This contention would have great force but for the statutory provisions already cited and applied. In this State the principles both of law and equity are applied now in and by the same court, in the same action, and the same cause of action, when need be and it seems to us clear that the purpose, then in part, of the statute, was to prevent the exercise of the power invoked in cases like the present one. It prescribes in plain terms the classes of cases in which the cause of action shall not be deemed to have accrued until the fraud shall be discovered. Why is the restriction made to apply to one class of cases and not to others? It was intended to serve some purpose — that indicated in the paragraph cited. If it had been contemplated that the courts should exercise the power as formerly, then this paragraph was unnecessary and would serve no useful purpose, because the courts could interpose their power, as justice and occasion might require, just as before the present statute of limitations and method of procedure began to prevail.
In the case last cited, the learned judge adverts to the similar restrictions upon the courts of the State of New York, whose statute is substantially — almost literally — like that of this State to which we refer above. The Courts of Equity of the United States are not troubled by such restrictions, nor, it seems, are they generally affected, if at all, by the practice of the courts of the several States in administering the principles of equity. Their jurisdiction is the same as that (170) of the High Court of Chancery in England, subject neither to limitation nor restrain by State legislation, and it is the same and uniform throughout the States of the Union. Hence, the United States Court could, in the case cited, exercise the authority and grant relief that we are constrained to deny.
The counsel of the plaintiffs bring to our attention an act passed by the General Assembly at its late session, which simply strikes out of the paragraph above recited, of the section of the statute cited, the words, "in cases which heretofore were solely cognizable by courts of equity." This act has no application, by its terms or effect, to this appeal.
No question is raised in the record by it, nor has the action in any aspect of it been directed or tried with a view to it, or its effect upon the subject-matter of the action.
No error.

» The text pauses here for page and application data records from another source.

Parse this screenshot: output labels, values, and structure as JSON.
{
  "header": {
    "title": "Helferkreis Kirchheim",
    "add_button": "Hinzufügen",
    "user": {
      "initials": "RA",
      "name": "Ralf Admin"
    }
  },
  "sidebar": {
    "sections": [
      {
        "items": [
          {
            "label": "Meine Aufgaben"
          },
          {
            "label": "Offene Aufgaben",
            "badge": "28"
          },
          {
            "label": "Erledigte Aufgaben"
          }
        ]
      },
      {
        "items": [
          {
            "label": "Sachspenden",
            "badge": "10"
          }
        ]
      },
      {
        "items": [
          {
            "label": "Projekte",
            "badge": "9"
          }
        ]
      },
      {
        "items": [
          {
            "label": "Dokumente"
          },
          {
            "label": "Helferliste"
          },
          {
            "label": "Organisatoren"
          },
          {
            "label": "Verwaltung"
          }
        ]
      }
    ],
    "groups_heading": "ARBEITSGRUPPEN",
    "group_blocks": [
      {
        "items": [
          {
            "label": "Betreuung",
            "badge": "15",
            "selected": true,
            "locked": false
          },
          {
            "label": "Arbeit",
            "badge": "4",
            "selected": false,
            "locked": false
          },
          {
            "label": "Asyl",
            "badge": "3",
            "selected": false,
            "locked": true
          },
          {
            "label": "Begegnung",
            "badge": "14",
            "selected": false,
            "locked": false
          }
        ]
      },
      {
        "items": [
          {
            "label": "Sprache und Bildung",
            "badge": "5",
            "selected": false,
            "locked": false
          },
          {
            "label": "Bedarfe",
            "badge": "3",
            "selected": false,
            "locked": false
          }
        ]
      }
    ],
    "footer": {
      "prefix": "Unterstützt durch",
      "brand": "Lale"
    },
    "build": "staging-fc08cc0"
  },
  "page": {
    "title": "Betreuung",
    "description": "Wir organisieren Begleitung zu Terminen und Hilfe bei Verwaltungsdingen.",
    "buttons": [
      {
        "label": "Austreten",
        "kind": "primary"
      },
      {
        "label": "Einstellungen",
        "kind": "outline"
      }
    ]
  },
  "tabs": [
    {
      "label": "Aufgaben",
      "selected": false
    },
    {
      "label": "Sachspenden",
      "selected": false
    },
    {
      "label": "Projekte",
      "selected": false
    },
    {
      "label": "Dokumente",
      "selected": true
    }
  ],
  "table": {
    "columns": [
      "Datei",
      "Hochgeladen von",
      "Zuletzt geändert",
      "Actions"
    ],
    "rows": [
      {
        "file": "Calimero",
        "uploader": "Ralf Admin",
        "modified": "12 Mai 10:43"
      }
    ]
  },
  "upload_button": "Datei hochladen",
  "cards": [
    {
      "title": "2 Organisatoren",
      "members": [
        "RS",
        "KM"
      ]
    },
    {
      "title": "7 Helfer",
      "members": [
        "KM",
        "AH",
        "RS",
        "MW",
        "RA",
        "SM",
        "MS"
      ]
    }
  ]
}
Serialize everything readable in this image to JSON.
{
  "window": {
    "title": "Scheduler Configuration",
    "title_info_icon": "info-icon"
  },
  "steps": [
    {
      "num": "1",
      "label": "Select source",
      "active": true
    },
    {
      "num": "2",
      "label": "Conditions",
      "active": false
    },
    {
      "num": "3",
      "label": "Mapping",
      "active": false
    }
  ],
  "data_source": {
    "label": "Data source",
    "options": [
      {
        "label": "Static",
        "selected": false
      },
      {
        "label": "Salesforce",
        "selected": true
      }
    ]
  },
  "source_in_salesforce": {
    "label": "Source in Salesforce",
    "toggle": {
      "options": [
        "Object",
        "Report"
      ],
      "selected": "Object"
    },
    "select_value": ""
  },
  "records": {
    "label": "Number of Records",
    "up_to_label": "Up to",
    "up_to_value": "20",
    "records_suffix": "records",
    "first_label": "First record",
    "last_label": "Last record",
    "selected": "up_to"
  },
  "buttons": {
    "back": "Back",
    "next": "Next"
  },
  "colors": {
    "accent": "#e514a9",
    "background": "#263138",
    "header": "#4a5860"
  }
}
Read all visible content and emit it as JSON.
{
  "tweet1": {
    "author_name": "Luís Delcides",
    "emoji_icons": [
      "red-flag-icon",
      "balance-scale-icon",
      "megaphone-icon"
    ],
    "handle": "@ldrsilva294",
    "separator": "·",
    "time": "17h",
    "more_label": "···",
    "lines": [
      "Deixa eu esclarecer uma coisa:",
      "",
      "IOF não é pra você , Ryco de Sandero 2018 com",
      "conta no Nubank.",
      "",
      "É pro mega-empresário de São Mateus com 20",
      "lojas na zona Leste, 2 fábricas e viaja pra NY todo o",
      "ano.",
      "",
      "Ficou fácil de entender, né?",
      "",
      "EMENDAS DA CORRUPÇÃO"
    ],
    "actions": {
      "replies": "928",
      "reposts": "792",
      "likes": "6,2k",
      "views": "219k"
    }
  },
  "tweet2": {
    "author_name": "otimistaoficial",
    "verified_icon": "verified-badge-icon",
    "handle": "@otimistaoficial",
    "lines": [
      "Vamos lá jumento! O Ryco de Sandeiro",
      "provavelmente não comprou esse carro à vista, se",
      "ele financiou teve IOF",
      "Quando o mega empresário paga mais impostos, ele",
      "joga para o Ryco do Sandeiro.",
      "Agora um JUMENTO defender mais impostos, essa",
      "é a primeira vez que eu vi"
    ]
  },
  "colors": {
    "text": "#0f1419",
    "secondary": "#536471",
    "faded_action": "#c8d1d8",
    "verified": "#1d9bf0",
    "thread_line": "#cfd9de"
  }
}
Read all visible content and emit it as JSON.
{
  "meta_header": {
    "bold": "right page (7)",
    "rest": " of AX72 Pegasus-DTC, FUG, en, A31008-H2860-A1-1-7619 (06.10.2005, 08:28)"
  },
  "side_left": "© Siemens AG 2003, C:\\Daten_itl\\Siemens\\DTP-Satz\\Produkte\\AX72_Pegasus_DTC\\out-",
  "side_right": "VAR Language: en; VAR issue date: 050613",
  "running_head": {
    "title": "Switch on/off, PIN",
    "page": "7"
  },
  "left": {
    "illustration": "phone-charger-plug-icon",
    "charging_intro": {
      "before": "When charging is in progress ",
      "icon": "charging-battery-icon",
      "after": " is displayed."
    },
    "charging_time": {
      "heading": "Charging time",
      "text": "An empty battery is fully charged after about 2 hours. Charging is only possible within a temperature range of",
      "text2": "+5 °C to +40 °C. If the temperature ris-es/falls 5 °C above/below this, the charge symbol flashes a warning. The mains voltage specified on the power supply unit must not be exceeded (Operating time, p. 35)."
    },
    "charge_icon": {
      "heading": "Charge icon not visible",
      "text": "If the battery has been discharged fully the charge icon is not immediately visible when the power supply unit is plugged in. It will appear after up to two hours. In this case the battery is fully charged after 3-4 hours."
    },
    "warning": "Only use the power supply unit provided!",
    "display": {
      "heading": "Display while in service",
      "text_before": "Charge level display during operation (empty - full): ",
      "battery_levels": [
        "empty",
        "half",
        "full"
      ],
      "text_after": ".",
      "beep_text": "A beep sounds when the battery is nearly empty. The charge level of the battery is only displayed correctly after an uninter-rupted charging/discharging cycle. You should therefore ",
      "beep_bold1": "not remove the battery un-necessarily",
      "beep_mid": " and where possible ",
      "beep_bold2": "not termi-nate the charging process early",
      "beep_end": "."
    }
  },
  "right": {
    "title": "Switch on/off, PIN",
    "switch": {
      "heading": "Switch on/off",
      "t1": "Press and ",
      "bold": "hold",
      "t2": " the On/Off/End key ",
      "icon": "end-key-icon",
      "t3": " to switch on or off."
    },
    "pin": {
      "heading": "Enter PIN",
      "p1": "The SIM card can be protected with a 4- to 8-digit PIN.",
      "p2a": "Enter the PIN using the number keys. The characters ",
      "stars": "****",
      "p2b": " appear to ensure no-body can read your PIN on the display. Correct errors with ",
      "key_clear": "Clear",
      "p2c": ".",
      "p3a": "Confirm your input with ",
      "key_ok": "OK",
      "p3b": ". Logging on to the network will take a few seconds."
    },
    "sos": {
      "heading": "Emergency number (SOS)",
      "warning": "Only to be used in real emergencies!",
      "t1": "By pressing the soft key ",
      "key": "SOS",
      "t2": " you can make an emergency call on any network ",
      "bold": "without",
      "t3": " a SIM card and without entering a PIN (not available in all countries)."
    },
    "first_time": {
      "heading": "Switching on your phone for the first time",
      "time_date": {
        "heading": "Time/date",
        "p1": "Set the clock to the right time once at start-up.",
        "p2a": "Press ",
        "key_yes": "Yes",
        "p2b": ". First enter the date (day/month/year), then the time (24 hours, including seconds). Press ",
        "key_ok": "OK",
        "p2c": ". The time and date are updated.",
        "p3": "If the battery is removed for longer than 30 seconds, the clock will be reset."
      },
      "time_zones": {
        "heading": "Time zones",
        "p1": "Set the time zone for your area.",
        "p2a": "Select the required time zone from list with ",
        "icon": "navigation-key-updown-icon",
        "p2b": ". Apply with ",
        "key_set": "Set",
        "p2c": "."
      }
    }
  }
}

Affirmed.
Cited: Osborne v. Wilkes, 108 N.C. 675; Alpha Mills v. Engine Co., 116 N.C. 803.